■ Task ■
The answer must consist of every line from the entries below that contains the word "this".

Provided records below:

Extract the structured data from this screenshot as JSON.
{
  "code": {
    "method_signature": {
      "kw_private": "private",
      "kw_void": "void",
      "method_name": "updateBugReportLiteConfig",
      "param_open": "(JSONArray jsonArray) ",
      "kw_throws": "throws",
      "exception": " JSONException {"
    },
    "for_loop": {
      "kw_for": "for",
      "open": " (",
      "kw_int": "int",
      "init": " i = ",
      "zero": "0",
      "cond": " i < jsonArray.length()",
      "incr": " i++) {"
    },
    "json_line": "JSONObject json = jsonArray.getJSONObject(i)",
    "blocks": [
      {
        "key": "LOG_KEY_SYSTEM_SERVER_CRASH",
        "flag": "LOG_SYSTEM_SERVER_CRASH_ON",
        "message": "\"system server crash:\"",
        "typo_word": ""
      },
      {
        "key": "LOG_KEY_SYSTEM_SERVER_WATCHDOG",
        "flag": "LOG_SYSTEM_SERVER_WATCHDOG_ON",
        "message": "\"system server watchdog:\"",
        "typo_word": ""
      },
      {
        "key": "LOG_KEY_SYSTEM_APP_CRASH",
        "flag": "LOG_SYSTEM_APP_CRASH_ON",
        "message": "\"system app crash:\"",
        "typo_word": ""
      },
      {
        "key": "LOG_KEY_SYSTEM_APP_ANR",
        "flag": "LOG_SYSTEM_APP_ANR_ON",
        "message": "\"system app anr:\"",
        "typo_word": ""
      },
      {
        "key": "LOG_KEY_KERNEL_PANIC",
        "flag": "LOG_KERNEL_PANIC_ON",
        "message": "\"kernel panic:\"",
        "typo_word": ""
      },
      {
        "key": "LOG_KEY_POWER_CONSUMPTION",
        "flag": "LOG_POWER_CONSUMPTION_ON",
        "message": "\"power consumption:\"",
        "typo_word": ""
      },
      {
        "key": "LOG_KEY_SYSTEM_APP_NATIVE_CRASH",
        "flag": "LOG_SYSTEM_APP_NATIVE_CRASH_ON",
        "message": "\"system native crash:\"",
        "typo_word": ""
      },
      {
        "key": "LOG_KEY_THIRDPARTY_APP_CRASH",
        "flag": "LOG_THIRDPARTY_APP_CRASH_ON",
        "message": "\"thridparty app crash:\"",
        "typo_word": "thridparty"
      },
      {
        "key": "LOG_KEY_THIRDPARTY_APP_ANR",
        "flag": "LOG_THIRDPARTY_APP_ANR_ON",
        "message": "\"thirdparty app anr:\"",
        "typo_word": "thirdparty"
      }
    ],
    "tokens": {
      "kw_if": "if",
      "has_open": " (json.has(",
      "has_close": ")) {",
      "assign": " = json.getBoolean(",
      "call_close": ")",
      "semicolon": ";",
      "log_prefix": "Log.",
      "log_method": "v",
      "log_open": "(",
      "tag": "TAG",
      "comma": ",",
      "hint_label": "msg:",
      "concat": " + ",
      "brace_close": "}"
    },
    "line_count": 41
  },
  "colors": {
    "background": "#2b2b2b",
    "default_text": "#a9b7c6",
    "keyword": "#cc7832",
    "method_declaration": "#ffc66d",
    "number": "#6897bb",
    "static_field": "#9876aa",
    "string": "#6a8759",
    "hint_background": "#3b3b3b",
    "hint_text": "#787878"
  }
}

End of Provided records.
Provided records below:

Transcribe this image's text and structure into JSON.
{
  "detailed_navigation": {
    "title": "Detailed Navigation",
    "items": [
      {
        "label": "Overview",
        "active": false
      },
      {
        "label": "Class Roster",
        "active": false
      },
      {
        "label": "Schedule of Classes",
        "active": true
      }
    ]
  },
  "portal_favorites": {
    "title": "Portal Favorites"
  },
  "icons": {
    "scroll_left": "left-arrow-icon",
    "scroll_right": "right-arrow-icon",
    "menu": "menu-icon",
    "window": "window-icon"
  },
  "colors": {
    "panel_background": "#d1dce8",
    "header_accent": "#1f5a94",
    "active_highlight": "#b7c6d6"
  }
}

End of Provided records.

■ Completed exercise ■
Extract the structured data from this screenshot as JSON.
Transcribe this image's text and structure into JSON.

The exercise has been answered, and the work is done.